LONDON With less than a week to go before the first round of France's presidential election, it's pretty much anyone's guess who will be the two candidates to make it into the runoff two weeks later.
Pollster Elabe's survey released yesterday has barely six points between the four front-runners, with centrist Emmanuel Macron just one point ahead of far-right Marine Le Pen.
On top of that are the abnormally high levels of voter indecision still being registered in a race where no candidate has captured the imagination of even a significant minority of the public. The last week's campaigning, and who can motivate their supporters to actually turn out to vote, will be crucial.
Sweden has got a problem many would envy: falling levels of debt have meant there are not enough bonds around to make them easy for investors to trade. Finance Minister Magdalena Andersson has just told Reuters one option could be to issue more paper and set up a sovereign wealth fund with the proceeds.
Moreover the new budget shows that its economy will grow faster than expected in the next two years, leaving room to boost spending on welfare, schools and the police. Not bad for the ruling centre-left coalition a year before the 2018 election.
MARKETS AT 0655 GMT
After a week of some intensity in geopolitics from North Korea to Syria as well as electoral tensions in Turkey and France, the net impact on global markets shows up mostly in bonds – where 10-year U.S. Treasury yields have shed almost 10 basis points to fall to their lowest since November 17. While these have stabilised overnight after a decent post-Easter rally in U.S. stocks of almost 1 percent, the bid for safety at the margins is clear.
That said, the overall effect on equity has been pretty limited, with MSCI’s world index little changed from where it ended the week before last. Some of that has been due to the holidays across many major markets, but it’s also due to ongoing strength of many incoming economic numbers – not least Monday’s release of the above-forecast first-quarter Chinese growth numbers of 6.9 percent.
The release later on Tuesday of the IMF’s latest World Economic Outlook will put some context on the ongoing global recovery. The start of the first-quarter U.S. earnings season is also helping to buoy stocks, with Goldman Sachs due to report later on Tuesday.
For the dollar, it’s been more of a rollercoaster. Geopolitical tensions, such as North Korea’s failed missile launch and threats of a nuclear standoff with the United States, would in the past have been seen as a boon for the greenback, but the dollar is been buffeted by what seems like a "good cop/bad cop" routine by U.S. President Trump and his Treasury Secretary Mnuchin.
Trump’s broadside last week against the detrimental effects of an overly strong dollar on U.S. trade have since been countered by Mnuchin saying a strong dollar over the longer term was good for the U.S. economy.
The upshot is a weaker dollar over the past week, with euro/dollar testing $1.0650 in early trading today compared with a low of $1.0568 a little over a week ago.
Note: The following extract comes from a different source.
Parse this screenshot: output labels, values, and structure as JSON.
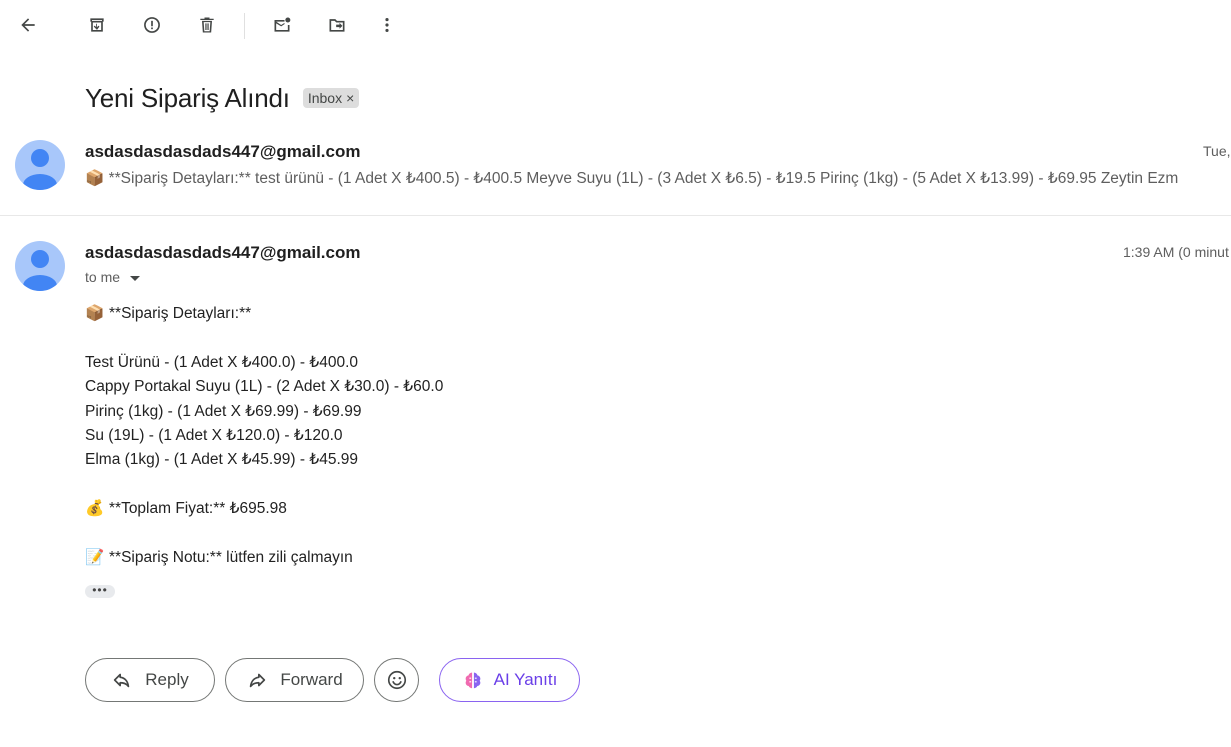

Dollar/yen is slightly firmer overnight back above 109/$, but over a yen weaker over the week too. Brent crude has weakened a touch over recent sessions too, but retains the $55 handle.
There was little reaction in Turkish markets to the narrow victory for Turkey’s President Erdogan in Sunday’s constitutional reform referendum bolstering the power of the role of the presidency in the country.
French markets are bracing for next weekend’s first round of the presidential vote there, with two-year French/German debt spreads nudging out wider in advance even though the polls still broadly favour a win for centrist Macron over the two rounds of the election.
Asia stocks ended lower earlier despite Wall St’s bounce and European stocks are marked slightly lower too.
(Editing by Tom Heneghan)